Many collegiate athletes are under immense pressure to win by any means necessary.
With so much focus on these athletes and the competition, it is not surprising that college athletes might feel the need to turn to performance-enhancing drugs like anabolic steroids to gain an edge and stand out amongst their competitors.
College athletes are known to experience unique stress factors that the general student population don’t typically face and because of this, student athletes can be at a higher risk of anxiety and depression that stems from the constant need to perform exceptional on and off the field/court. Professional coaches look at college level athletes as potential draftees and now more than ever players are being scrutinized for their statistics, tendencies, and physical appearance all of which are contributing factors for a student to look for ways to progress their game but, what are we really losing to gain these victories?
Samir Padillo a former student at The University of Houston stated that steroids in the locker room were common and has admitted to use of anabolic steroids, but believes it diminishes the natural development of an athlete and eliminates the hard work one has to put in order to be the best.
Building on this are the equally troubling statistics that 1 in 4 young athletes believe doping is critical when it comes to improving their athletic performance when in reality, steroids do not give you superhuman abilities, they only allow you to reach your potential quicker.
However, it’s very possible to fully realize one’s ultimate potential without the use of steroids.

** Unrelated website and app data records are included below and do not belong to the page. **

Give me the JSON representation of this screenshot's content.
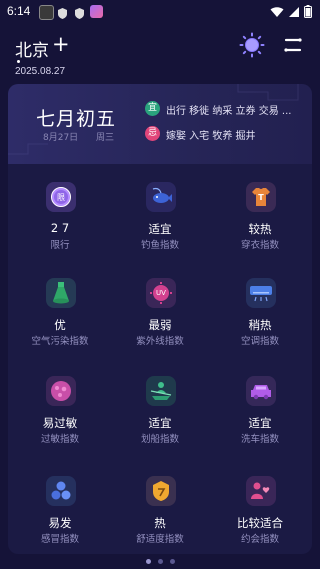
{
  "status_bar": {
    "time": "6:14",
    "icons": [
      "notification-app-icon",
      "shield-icon",
      "shield-icon",
      "gallery-icon"
    ],
    "system": [
      "wifi-icon",
      "signal-icon",
      "battery-icon"
    ]
  },
  "header": {
    "city": "北京",
    "add_symbol": "+",
    "date": "2025.08.27"
  },
  "almanac": {
    "lunar_date": "七月初五",
    "solar_date": "8月27日",
    "weekday": "周三",
    "yi_badge": "宜",
    "yi_text": "出行 移徙 纳采 立券 交易 ...",
    "ji_badge": "忌",
    "ji_text": "嫁娶 入宅 牧养 掘井"
  },
  "indices": [
    {
      "value": "2 7",
      "label": "限行",
      "icon": "license-restriction-icon"
    },
    {
      "value": "适宜",
      "label": "钓鱼指数",
      "icon": "fish-icon"
    },
    {
      "value": "较热",
      "label": "穿衣指数",
      "icon": "shirt-icon"
    },
    {
      "value": "优",
      "label": "空气污染指数",
      "icon": "air-bottle-icon"
    },
    {
      "value": "最弱",
      "label": "紫外线指数",
      "icon": "uv-icon"
    },
    {
      "value": "稍热",
      "label": "空调指数",
      "icon": "air-conditioner-icon"
    },
    {
      "value": "易过敏",
      "label": "过敏指数",
      "icon": "allergy-icon"
    },
    {
      "value": "适宜",
      "label": "划船指数",
      "icon": "boating-icon"
    },
    {
      "value": "适宜",
      "label": "洗车指数",
      "icon": "car-wash-icon"
    },
    {
      "value": "易发",
      "label": "感冒指数",
      "icon": "cold-pills-icon"
    },
    {
      "value": "热",
      "label": "舒适度指数",
      "icon": "comfort-icon"
    },
    {
      "value": "比较适合",
      "label": "约会指数",
      "icon": "dating-icon"
    }
  ],
  "uv_text": "UV",
  "shirt_text": "T",
  "restriction_text": "限",
  "pagination": {
    "count": 3,
    "active": 0
  },
  "colors": {
    "background": "#151338",
    "panel": "#1b1a44",
    "yi": "#2aa37d",
    "ji": "#e0457a"
  }
}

We are born with our own personalized genetic makeup. The ultimate limits of any athlete’s performance are determined by his or her genetic makeup, and performance-enhancing drugs don’t modify genes. No matter how hard you try, how much you work out, how well you eat, how much competitive experience you gather, or how many drugs you take, you will never do anything as an athlete that exceeds your genetic limitations. It just isn’t possible.
With proper training and exercise, nutrition and brain training, achieving your highest athletic potential is achievable and much healthier. Doping sabotages this effort by putting the athletes health at risk. Steroid use is not a safe practice and the consequences of doping are far-ranging and potentially permanent and can also have catastrophic effects on the health of a young athlete. The ethical athlete needs to utilize every means available to them to enhance performance legally and safely.
Many ask, “Well what can we do to put an end to doping?" and the answer is simple. By applying pressure.
The ‘scared straight’ approach has no major penalties for athletes who choose to travel this route. There is still very much to gain in forms of lucrative contracts and fame. It’s time to ratchet up the penalties, not only for the integrity of the game but also the well-being and safety of our athletes. If we implement a program where risk outweighs the reward there is no doubt we will see a significant impact on compliance. Mandatory health education classes for our young and college athletes should be made mandatory with the privilege of participating in sports. Often times athletes are more likely to partake in doping when unaware of the side effects.
One main factor included in the success of athletes doping is the people within the athletes circle that are emotionally, physically and or financially invested. Whatever the case may be and with so much at stake it’s easy to see why some choose to turn a blind eye. For the people who decide to speak out and come forward (also known as whistleblowers) they aren’t being provided with enough support nor incentive. It’s high time to provide these whistleblowers with an environment where they are supported and that’s essential to encouraging others to do the right thing.
Our anti doping solutions must be strengthened and a new agency promoting the exposure of the doping athletes should be created. Too often athletes who dope are awarded with success, and clean athletes are punished with defeat. The integrity of the games are threatened. Bringing in individuals outside the sports industry, with the task of exposing rather than simply testing, creates a culture of openness and honesty – at the fear of dirty athletes.
When considering how few athletes are caught under strict testing procedures, it’s only left up to imagination of how many coaches and doctors go free. By putting more resources and better strategy into place to charge the athlete support personnel, we could disrupt a culture of intense peer pressure. Enforcing harsher rules and monitoring coaching and health procedures would not only provide the evidence needed to hold coaches and doctors liable, but would also make it easier for anti-doping organizations to catch out athletes in the first place.
If you or a loved one may be experiencing the perils of steroid addiction or any kind of substance abuse please seek the help and or counseling that is available to you in your area.
Written with the permission of Samir Padillo